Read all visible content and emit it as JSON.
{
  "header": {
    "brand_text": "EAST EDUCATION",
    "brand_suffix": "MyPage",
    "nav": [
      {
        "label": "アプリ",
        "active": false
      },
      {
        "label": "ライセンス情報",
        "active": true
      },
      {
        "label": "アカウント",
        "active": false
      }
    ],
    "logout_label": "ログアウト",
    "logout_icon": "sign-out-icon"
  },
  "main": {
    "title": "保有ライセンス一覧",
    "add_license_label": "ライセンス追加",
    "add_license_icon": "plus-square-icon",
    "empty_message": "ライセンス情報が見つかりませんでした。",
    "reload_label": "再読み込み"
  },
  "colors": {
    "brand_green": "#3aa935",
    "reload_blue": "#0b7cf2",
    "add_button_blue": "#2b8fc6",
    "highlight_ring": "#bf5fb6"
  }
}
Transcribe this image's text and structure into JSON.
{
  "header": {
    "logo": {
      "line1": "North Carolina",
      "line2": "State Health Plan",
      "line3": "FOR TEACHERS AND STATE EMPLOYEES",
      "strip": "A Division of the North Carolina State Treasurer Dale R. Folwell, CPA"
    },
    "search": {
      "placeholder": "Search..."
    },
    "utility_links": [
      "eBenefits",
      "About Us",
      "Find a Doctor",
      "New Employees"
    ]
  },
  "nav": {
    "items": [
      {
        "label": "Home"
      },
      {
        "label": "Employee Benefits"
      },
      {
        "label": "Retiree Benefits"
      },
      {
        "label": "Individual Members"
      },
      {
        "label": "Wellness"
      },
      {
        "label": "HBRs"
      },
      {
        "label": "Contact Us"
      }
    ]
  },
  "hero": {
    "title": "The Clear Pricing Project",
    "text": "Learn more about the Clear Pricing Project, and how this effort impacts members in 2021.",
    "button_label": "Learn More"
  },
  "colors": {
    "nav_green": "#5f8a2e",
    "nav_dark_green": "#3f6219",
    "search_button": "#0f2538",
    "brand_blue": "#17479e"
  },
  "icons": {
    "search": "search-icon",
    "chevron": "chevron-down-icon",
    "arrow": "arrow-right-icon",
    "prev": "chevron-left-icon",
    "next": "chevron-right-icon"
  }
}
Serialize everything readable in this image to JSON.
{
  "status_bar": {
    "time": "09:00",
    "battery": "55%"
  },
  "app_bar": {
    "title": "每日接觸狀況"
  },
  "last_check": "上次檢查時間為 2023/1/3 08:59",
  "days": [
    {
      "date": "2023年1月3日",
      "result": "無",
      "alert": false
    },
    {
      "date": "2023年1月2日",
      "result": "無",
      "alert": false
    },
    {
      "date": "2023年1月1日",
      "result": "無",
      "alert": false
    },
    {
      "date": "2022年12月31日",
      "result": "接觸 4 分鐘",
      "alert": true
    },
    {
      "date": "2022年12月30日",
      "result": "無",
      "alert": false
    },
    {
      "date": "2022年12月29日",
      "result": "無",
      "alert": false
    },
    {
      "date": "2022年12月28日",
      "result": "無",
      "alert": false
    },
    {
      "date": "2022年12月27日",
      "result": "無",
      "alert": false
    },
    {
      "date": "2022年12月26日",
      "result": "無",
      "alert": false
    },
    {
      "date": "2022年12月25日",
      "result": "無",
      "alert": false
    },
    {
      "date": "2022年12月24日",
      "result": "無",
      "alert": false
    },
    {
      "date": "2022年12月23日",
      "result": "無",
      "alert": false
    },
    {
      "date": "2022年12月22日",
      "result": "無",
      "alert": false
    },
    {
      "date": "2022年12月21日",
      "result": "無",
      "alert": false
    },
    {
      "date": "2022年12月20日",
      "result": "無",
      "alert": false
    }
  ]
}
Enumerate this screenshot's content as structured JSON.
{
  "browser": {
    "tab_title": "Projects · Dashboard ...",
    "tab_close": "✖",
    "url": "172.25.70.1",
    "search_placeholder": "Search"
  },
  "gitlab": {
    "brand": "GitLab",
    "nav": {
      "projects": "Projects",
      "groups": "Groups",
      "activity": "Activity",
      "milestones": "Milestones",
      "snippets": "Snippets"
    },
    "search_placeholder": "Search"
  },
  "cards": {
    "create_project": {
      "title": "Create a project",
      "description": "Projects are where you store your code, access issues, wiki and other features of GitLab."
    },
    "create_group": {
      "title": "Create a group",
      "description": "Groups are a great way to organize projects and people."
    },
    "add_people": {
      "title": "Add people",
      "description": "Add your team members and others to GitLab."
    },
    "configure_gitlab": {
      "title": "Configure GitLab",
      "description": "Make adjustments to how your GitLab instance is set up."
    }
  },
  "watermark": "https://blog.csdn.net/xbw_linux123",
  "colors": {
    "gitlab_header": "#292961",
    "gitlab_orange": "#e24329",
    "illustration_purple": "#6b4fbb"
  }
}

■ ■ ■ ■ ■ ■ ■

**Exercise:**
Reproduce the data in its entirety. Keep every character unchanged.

**Reply to the task:**
Read all visible content and emit it as JSON.
{
  "header": {
    "brand_text": "EAST EDUCATION",
    "brand_suffix": "MyPage",
    "nav": [
      {
        "label": "アプリ",
        "active": false
      },
      {
        "label": "ライセンス情報",
        "active": true
      },
      {
        "label": "アカウント",
        "active": false
      }
    ],
    "logout_label": "ログアウト",
    "logout_icon": "sign-out-icon"
  },
  "main": {
    "title": "保有ライセンス一覧",
    "add_license_label": "ライセンス追加",
    "add_license_icon": "plus-square-icon",
    "empty_message": "ライセンス情報が見つかりませんでした。",
    "reload_label": "再読み込み"
  },
  "colors": {
    "brand_green": "#3aa935",
    "reload_blue": "#0b7cf2",
    "add_button_blue": "#2b8fc6",
    "highlight_ring": "#bf5fb6"
  }
}
Transcribe this image's text and structure into JSON.
{
  "header": {
    "logo": {
      "line1": "North Carolina",
      "line2": "State Health Plan",
      "line3": "FOR TEACHERS AND STATE EMPLOYEES",
      "strip": "A Division of the North Carolina State Treasurer Dale R. Folwell, CPA"
    },
    "search": {
      "placeholder": "Search..."
    },
    "utility_links": [
      "eBenefits",
      "About Us",
      "Find a Doctor",
      "New Employees"
    ]
  },
  "nav": {
    "items": [
      {
        "label": "Home"
      },
      {
        "label": "Employee Benefits"
      },
      {
        "label": "Retiree Benefits"
      },
      {
        "label": "Individual Members"
      },
      {
        "label": "Wellness"
      },
      {
        "label": "HBRs"
      },
      {
        "label": "Contact Us"
      }
    ]
  },
  "hero": {
    "title": "The Clear Pricing Project",
    "text": "Learn more about the Clear Pricing Project, and how this effort impacts members in 2021.",
    "button_label": "Learn More"
  },
  "colors": {
    "nav_green": "#5f8a2e",
    "nav_dark_green": "#3f6219",
    "search_button": "#0f2538",
    "brand_blue": "#17479e"
  },
  "icons": {
    "search": "search-icon",
    "chevron": "chevron-down-icon",
    "arrow": "arrow-right-icon",
    "prev": "chevron-left-icon",
    "next": "chevron-right-icon"
  }
}
Serialize everything readable in this image to JSON.
{
  "status_bar": {
    "time": "09:00",
    "battery": "55%"
  },
  "app_bar": {
    "title": "每日接觸狀況"
  },
  "last_check": "上次檢查時間為 2023/1/3 08:59",
  "days": [
    {
      "date": "2023年1月3日",
      "result": "無",
      "alert": false
    },
    {
      "date": "2023年1月2日",
      "result": "無",
      "alert": false
    },
    {
      "date": "2023年1月1日",
      "result": "無",
      "alert": false
    },
    {
      "date": "2022年12月31日",
      "result": "接觸 4 分鐘",
      "alert": true
    },
    {
      "date": "2022年12月30日",
      "result": "無",
      "alert": false
    },
    {
      "date": "2022年12月29日",
      "result": "無",
      "alert": false
    },
    {
      "date": "2022年12月28日",
      "result": "無",
      "alert": false
    },
    {
      "date": "2022年12月27日",
      "result": "無",
      "alert": false
    },
    {
      "date": "2022年12月26日",
      "result": "無",
      "alert": false
    },
    {
      "date": "2022年12月25日",
      "result": "無",
      "alert": false
    },
    {
      "date": "2022年12月24日",
      "result": "無",
      "alert": false
    },
    {
      "date": "2022年12月23日",
      "result": "無",
      "alert": false
    },
    {
      "date": "2022年12月22日",
      "result": "無",
      "alert": false
    },
    {
      "date": "2022年12月21日",
      "result": "無",
      "alert": false
    },
    {
      "date": "2022年12月20日",
      "result": "無",
      "alert": false
    }
  ]
}
Enumerate this screenshot's content as structured JSON.
{
  "browser": {
    "tab_title": "Projects · Dashboard ...",
    "tab_close": "✖",
    "url": "172.25.70.1",
    "search_placeholder": "Search"
  },
  "gitlab": {
    "brand": "GitLab",
    "nav": {
      "projects": "Projects",
      "groups": "Groups",
      "activity": "Activity",
      "milestones": "Milestones",
      "snippets": "Snippets"
    },
    "search_placeholder": "Search"
  },
  "cards": {
    "create_project": {
      "title": "Create a project",
      "description": "Projects are where you store your code, access issues, wiki and other features of GitLab."
    },
    "create_group": {
      "title": "Create a group",
      "description": "Groups are a great way to organize projects and people."
    },
    "add_people": {
      "title": "Add people",
      "description": "Add your team members and others to GitLab."
    },
    "configure_gitlab": {
      "title": "Configure GitLab",
      "description": "Make adjustments to how your GitLab instance is set up."
    }
  },
  "watermark": "https://blog.csdn.net/xbw_linux123",
  "colors": {
    "gitlab_header": "#292961",
    "gitlab_orange": "#e24329",
    "illustration_purple": "#6b4fbb"
  }
}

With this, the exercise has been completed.